Exercise requirements ->
Take from the material every line containing the string "name" and copy it.
◇ ◇ ◇ ◇
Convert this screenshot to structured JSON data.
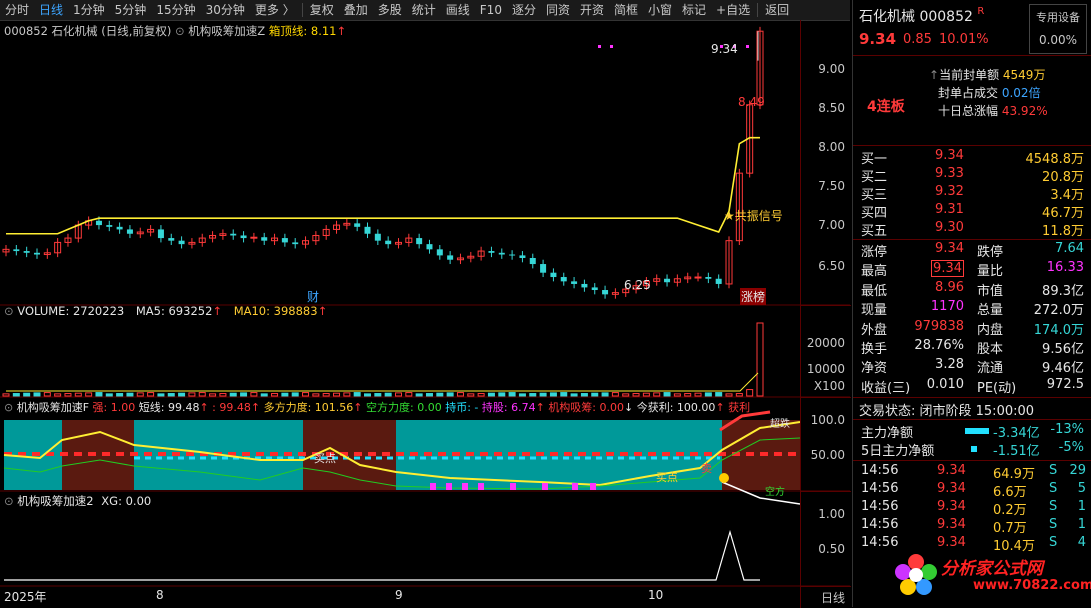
{
  "toolbar": {
    "items": [
      "分时",
      "日线",
      "1分钟",
      "5分钟",
      "15分钟",
      "30分钟",
      "更多 〉",
      "复权",
      "叠加",
      "多股",
      "统计",
      "画线",
      "F10",
      "逐分",
      "同资",
      "开资",
      "简框",
      "小窗",
      "标记",
      "+自选",
      "返回"
    ],
    "active_index": 1
  },
  "main": {
    "title": "000852 石化机械 (日线,前复权)",
    "indicator": "机构吸筹加速Z",
    "box_top_label": "箱顶线: 8.11",
    "y_labels": [
      "9.00",
      "8.50",
      "8.00",
      "7.50",
      "7.00",
      "6.50"
    ],
    "annotations": {
      "high": "9.34",
      "high2": "8.49",
      "low": "6.25",
      "signal": "★共振信号",
      "fin": "财",
      "limit": "涨榜"
    }
  },
  "volume": {
    "label": "VOLUME: 2720223",
    "ma5": "MA5: 693252",
    "ma10": "MA10: 398883",
    "y_labels": [
      "20000",
      "10000"
    ],
    "unit": "X100"
  },
  "ind1": {
    "name": "机构吸筹加速F",
    "strong": "强: 1.00",
    "short": "短线: 99.48",
    "short2": ": 99.48",
    "force": "多方力度: 101.56",
    "empty": "空方力度: 0.00",
    "hold": "持币: -",
    "holdshare": "持股: 6.74",
    "inst": "机构吸筹: 0.00",
    "today": "今获利: 100.00",
    "win": "获利",
    "y_labels": [
      "100.0",
      "50.00"
    ],
    "buy1": "买点",
    "buy2": "买点",
    "sell": "卖",
    "overtop": "超跌",
    "kong": "空方"
  },
  "ind2": {
    "name": "机构吸筹加速2",
    "xg": "XG: 0.00",
    "y_labels": [
      "1.00",
      "0.50"
    ]
  },
  "xaxis": {
    "labels": [
      "2025年",
      "8",
      "9",
      "10"
    ],
    "period": "日线"
  },
  "right": {
    "name": "石化机械",
    "code": "000852",
    "r_mark": "R",
    "special": "专用设备",
    "special_pct": "0.00%",
    "price": "9.34",
    "change": "0.85",
    "pct": "10.01%",
    "board": "4连板",
    "seal_label": "当前封单额",
    "seal_val": "4549万",
    "seal_ratio_label": "封单占成交",
    "seal_ratio": "0.02倍",
    "ten_label": "十日总涨幅",
    "ten_val": "43.92%",
    "buys": [
      [
        "买一",
        "9.34",
        "4548.8万"
      ],
      [
        "买二",
        "9.33",
        "20.8万"
      ],
      [
        "买三",
        "9.32",
        "3.4万"
      ],
      [
        "买四",
        "9.31",
        "46.7万"
      ],
      [
        "买五",
        "9.30",
        "11.8万"
      ]
    ],
    "stats": [
      [
        "涨停",
        "9.34",
        "跌停",
        "7.64"
      ],
      [
        "最高",
        "9.34",
        "量比",
        "16.33"
      ],
      [
        "最低",
        "8.96",
        "市值",
        "89.3亿"
      ],
      [
        "现量",
        "1170",
        "总量",
        "272.0万"
      ],
      [
        "外盘",
        "979838",
        "内盘",
        "174.0万"
      ],
      [
        "换手",
        "28.76%",
        "股本",
        "9.56亿"
      ],
      [
        "净资",
        "3.28",
        "流通",
        "9.46亿"
      ],
      [
        "收益(三)",
        "0.010",
        "PE(动)",
        "972.5"
      ]
    ],
    "trade_state": "交易状态: 闭市阶段 15:00:00",
    "flow": [
      [
        "主力净额",
        "-3.34亿",
        "-13%"
      ],
      [
        "5日主力净额",
        "-1.51亿",
        "-5%"
      ]
    ],
    "ticks": [
      [
        "14:56",
        "9.34",
        "64.9万",
        "S",
        "29"
      ],
      [
        "14:56",
        "9.34",
        "6.6万",
        "S",
        "5"
      ],
      [
        "14:56",
        "9.34",
        "0.2万",
        "S",
        "1"
      ],
      [
        "14:56",
        "9.34",
        "0.7万",
        "S",
        "1"
      ],
      [
        "14:56",
        "9.34",
        "10.4万",
        "S",
        "4"
      ]
    ],
    "watermark": "分析家公式网",
    "watermark_url": "www.70822.com"
  },
  "chart_data": {
    "type": "candlestick",
    "title": "000852 石化机械 (日线,前复权)",
    "ylim": [
      6.2,
      9.4
    ],
    "close_series": [
      6.82,
      6.8,
      6.78,
      6.76,
      6.78,
      6.9,
      6.95,
      7.1,
      7.15,
      7.1,
      7.08,
      7.05,
      7.0,
      7.02,
      7.05,
      6.95,
      6.92,
      6.88,
      6.9,
      6.95,
      6.98,
      7.0,
      6.98,
      6.95,
      6.96,
      6.92,
      6.95,
      6.9,
      6.88,
      6.92,
      6.98,
      7.05,
      7.1,
      7.12,
      7.08,
      7.0,
      6.92,
      6.88,
      6.9,
      6.95,
      6.88,
      6.82,
      6.75,
      6.7,
      6.72,
      6.74,
      6.8,
      6.78,
      6.76,
      6.75,
      6.72,
      6.65,
      6.55,
      6.5,
      6.45,
      6.42,
      6.38,
      6.35,
      6.3,
      6.32,
      6.36,
      6.4,
      6.45,
      6.48,
      6.44,
      6.48,
      6.5,
      6.5,
      6.48,
      6.42,
      6.92,
      7.7,
      8.49,
      9.34
    ],
    "box_top": 8.11
  }
}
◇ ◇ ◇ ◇
Result ->
    "name": "机构吸筹加速F",
    "name": "机构吸筹加速2",
    "name": "石化机械",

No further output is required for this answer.